■ **Prompt**
Look through the records below, and whenever a line contains "JSON", copy it.

▬▬▬

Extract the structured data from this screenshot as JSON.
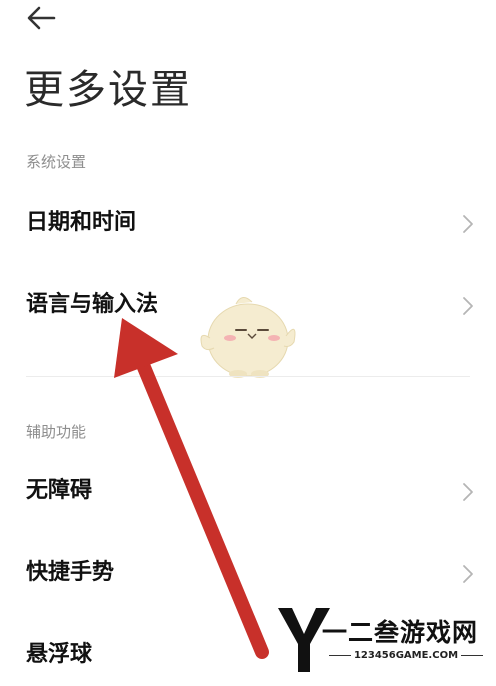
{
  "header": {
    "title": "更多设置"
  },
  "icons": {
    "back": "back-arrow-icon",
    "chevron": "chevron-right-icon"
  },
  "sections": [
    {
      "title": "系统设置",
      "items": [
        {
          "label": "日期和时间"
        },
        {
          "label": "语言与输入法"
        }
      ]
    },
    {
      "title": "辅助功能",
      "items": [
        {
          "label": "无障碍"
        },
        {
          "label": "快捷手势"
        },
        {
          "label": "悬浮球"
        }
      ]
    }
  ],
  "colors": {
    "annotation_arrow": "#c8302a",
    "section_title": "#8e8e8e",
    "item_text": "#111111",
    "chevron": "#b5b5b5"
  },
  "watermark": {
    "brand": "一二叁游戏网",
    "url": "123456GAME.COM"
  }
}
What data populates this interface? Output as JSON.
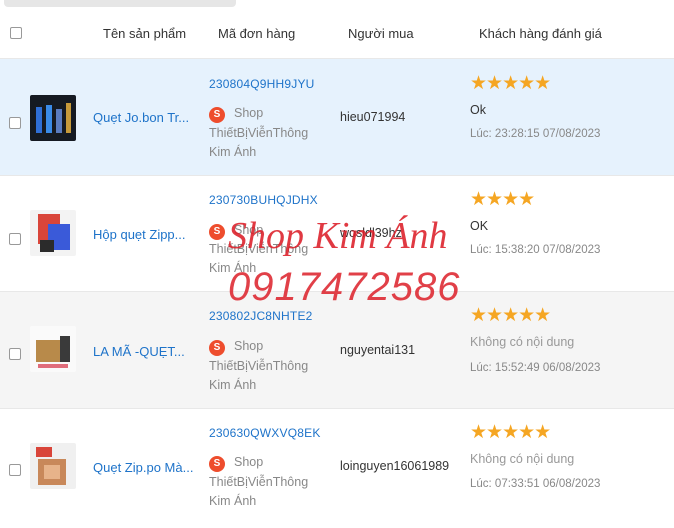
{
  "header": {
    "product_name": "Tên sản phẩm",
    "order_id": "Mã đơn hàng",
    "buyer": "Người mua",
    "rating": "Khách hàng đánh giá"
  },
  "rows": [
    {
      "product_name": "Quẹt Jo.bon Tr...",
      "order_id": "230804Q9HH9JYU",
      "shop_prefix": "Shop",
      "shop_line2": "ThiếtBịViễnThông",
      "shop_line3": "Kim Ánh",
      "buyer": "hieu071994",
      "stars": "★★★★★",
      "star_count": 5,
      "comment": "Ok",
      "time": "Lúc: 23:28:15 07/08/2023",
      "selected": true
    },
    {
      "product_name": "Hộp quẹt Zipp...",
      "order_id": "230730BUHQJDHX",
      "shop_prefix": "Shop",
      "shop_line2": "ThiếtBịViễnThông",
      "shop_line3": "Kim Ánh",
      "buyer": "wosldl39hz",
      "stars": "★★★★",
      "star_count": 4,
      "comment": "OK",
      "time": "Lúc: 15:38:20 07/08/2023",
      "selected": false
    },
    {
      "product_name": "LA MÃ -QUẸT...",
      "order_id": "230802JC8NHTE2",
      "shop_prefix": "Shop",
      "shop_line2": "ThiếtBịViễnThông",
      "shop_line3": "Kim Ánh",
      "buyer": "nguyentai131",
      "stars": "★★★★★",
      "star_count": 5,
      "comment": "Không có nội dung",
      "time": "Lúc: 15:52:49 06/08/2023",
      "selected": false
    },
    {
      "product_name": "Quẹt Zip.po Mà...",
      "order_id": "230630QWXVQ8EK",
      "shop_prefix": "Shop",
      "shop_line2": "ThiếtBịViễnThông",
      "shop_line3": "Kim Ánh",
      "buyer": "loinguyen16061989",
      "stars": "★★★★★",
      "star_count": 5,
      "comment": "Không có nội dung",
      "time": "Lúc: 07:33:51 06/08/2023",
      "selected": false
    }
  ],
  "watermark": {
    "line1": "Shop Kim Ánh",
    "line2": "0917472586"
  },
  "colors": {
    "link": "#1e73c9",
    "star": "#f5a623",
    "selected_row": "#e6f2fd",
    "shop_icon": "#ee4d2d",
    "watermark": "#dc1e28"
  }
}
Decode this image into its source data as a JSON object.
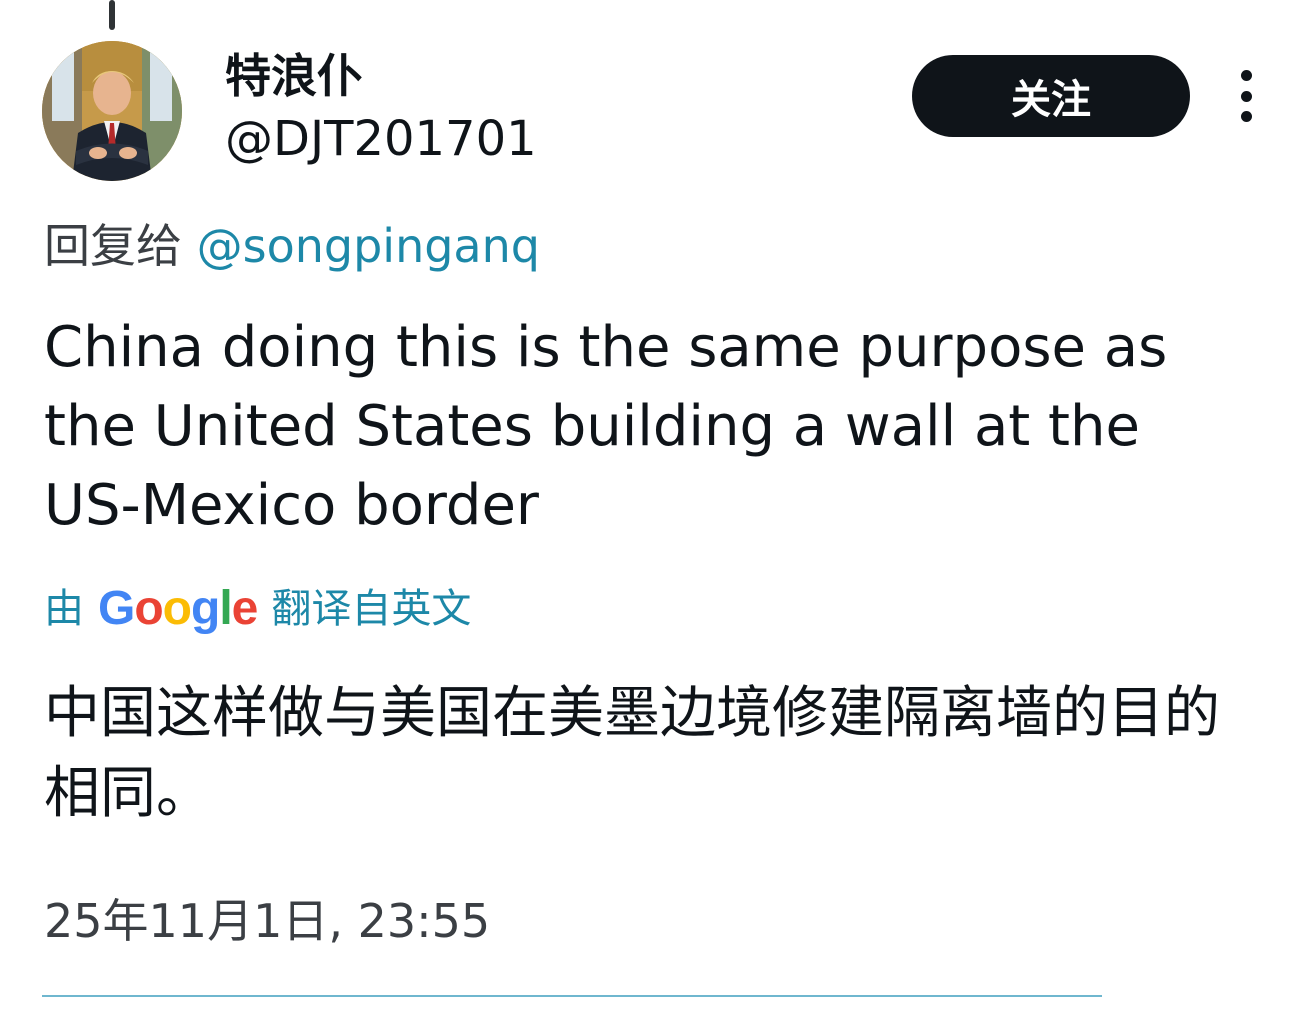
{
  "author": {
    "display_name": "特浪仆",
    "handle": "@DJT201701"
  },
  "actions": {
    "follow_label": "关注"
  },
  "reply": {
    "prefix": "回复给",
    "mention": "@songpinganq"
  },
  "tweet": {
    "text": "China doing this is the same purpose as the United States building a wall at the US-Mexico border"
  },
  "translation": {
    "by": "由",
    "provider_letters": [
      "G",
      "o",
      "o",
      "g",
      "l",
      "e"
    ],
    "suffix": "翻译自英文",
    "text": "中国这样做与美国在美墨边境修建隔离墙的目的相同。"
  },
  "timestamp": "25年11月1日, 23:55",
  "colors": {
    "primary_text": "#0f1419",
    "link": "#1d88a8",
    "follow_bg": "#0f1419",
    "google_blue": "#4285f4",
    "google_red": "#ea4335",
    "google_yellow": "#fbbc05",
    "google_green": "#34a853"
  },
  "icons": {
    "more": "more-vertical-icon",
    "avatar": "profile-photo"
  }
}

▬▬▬

■ **Task result**
Extract the structured data from this screenshot as JSON.
What data populates this interface? Output as JSON.
Decode this image into its source data as a JSON object.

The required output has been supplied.